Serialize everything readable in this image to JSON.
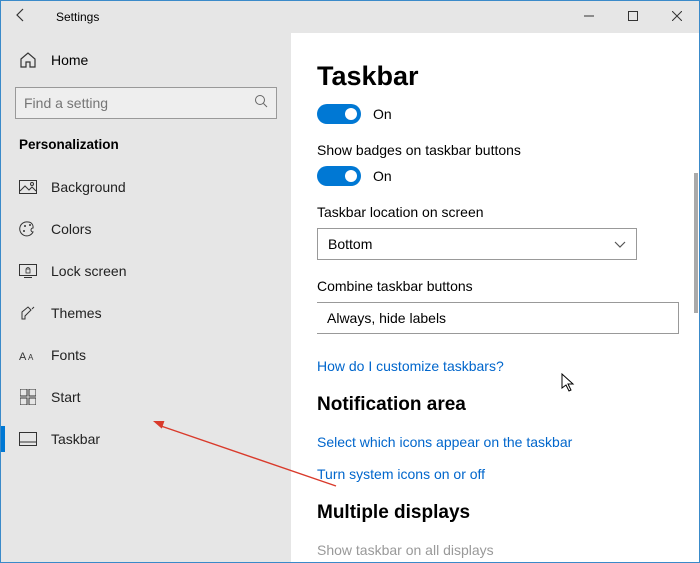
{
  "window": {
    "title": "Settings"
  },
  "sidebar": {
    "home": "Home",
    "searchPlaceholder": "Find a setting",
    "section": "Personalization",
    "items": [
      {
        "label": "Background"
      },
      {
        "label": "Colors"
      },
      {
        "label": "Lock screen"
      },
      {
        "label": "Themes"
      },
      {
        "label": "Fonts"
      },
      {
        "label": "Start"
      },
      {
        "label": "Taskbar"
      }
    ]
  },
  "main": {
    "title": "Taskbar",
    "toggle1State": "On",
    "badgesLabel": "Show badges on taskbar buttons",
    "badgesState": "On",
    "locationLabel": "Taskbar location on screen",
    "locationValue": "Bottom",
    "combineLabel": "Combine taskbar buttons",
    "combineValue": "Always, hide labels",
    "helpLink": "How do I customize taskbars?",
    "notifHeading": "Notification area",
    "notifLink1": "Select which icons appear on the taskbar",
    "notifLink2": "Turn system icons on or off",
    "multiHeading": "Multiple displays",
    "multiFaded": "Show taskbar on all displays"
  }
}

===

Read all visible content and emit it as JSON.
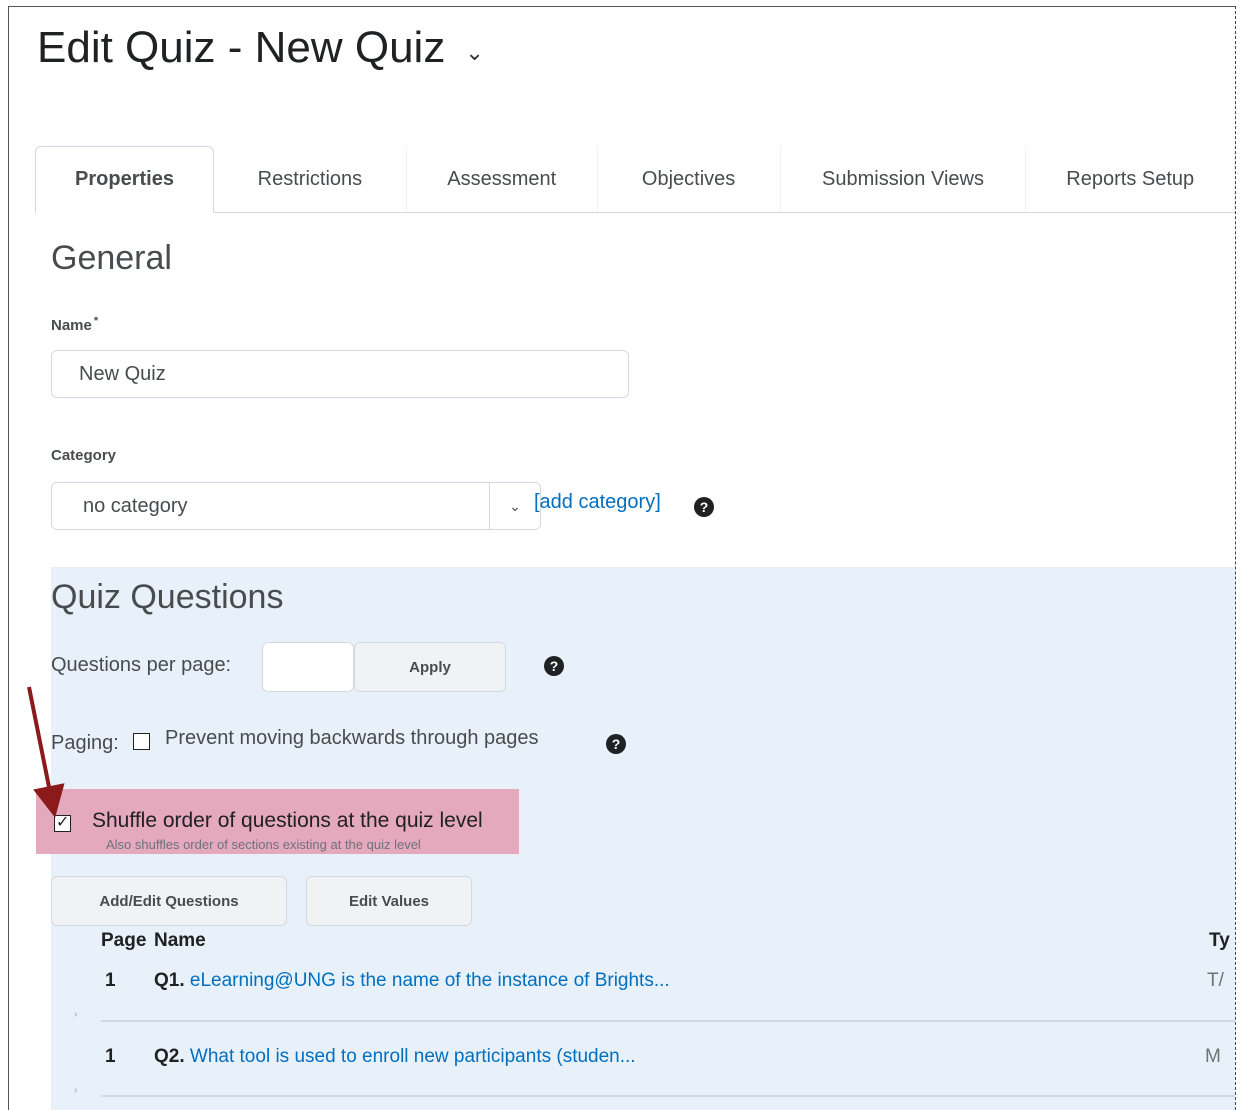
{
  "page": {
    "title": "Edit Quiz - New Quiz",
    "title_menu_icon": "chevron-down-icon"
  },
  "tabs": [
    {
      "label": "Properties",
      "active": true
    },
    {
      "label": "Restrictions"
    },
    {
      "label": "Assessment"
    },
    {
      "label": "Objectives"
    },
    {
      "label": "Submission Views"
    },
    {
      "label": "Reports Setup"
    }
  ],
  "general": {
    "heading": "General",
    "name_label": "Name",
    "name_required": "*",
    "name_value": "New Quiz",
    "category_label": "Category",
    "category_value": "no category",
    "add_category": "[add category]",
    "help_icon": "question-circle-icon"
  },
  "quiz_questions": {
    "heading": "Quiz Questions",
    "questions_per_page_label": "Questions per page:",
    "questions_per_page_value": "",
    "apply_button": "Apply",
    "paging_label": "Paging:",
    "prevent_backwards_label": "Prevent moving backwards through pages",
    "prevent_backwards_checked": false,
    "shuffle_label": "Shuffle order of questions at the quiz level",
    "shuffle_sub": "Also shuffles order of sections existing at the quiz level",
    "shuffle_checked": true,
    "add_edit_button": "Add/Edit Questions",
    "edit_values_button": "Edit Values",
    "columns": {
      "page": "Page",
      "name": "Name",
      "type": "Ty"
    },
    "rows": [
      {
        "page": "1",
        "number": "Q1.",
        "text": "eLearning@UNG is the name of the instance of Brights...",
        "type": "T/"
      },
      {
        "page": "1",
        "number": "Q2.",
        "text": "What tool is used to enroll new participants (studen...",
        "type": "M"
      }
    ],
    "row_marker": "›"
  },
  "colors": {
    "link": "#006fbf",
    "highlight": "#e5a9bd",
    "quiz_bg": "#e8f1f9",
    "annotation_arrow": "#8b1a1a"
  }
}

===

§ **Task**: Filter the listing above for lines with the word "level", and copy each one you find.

§ **Exercise solution**:
    "shuffle_label": "Shuffle order of questions at the quiz level",
    "shuffle_sub": "Also shuffles order of sections existing at the quiz level",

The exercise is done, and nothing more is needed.